WHAT THE TASK REQUIRES -> Restating the records exactly is the whole task.

[GIVEN RECORDS — start]

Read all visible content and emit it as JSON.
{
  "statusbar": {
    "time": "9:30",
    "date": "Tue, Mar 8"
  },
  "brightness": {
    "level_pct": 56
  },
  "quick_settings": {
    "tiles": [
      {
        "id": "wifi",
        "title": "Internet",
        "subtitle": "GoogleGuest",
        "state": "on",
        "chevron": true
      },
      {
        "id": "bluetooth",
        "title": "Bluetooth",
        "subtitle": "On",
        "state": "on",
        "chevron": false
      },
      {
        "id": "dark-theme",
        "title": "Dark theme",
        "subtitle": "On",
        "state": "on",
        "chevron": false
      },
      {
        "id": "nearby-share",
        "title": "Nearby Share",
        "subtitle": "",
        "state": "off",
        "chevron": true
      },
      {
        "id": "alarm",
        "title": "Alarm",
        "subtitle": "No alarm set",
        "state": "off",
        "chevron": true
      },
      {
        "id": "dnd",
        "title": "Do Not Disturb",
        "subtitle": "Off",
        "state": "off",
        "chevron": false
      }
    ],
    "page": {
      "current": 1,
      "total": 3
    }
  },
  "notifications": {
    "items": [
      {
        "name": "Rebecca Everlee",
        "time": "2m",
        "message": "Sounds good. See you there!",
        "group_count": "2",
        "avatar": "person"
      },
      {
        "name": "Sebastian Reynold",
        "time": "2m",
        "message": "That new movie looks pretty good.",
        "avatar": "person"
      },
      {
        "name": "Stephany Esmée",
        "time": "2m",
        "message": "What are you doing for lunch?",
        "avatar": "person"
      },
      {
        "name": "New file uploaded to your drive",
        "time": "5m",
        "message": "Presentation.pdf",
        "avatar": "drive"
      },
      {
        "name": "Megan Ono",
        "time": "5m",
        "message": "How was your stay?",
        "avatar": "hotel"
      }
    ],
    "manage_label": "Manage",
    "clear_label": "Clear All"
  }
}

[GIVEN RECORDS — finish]

ANSWER SPACE ->
Read all visible content and emit it as JSON.
{
  "statusbar": {
    "time": "9:30",
    "date": "Tue, Mar 8"
  },
  "brightness": {
    "level_pct": 56
  },
  "quick_settings": {
    "tiles": [
      {
        "id": "wifi",
        "title": "Internet",
        "subtitle": "GoogleGuest",
        "state": "on",
        "chevron": true
      },
      {
        "id": "bluetooth",
        "title": "Bluetooth",
        "subtitle": "On",
        "state": "on",
        "chevron": false
      },
      {
        "id": "dark-theme",
        "title": "Dark theme",
        "subtitle": "On",
        "state": "on",
        "chevron": false
      },
      {
        "id": "nearby-share",
        "title": "Nearby Share",
        "subtitle": "",
        "state": "off",
        "chevron": true
      },
      {
        "id": "alarm",
        "title": "Alarm",
        "subtitle": "No alarm set",
        "state": "off",
        "chevron": true
      },
      {
        "id": "dnd",
        "title": "Do Not Disturb",
        "subtitle": "Off",
        "state": "off",
        "chevron": false
      }
    ],
    "page": {
      "current": 1,
      "total": 3
    }
  },
  "notifications": {
    "items": [
      {
        "name": "Rebecca Everlee",
        "time": "2m",
        "message": "Sounds good. See you there!",
        "group_count": "2",
        "avatar": "person"
      },
      {
        "name": "Sebastian Reynold",
        "time": "2m",
        "message": "That new movie looks pretty good.",
        "avatar": "person"
      },
      {
        "name": "Stephany Esmée",
        "time": "2m",
        "message": "What are you doing for lunch?",
        "avatar": "person"
      },
      {
        "name": "New file uploaded to your drive",
        "time": "5m",
        "message": "Presentation.pdf",
        "avatar": "drive"
      },
      {
        "name": "Megan Ono",
        "time": "5m",
        "message": "How was your stay?",
        "avatar": "hotel"
      }
    ],
    "manage_label": "Manage",
    "clear_label": "Clear All"
  }
}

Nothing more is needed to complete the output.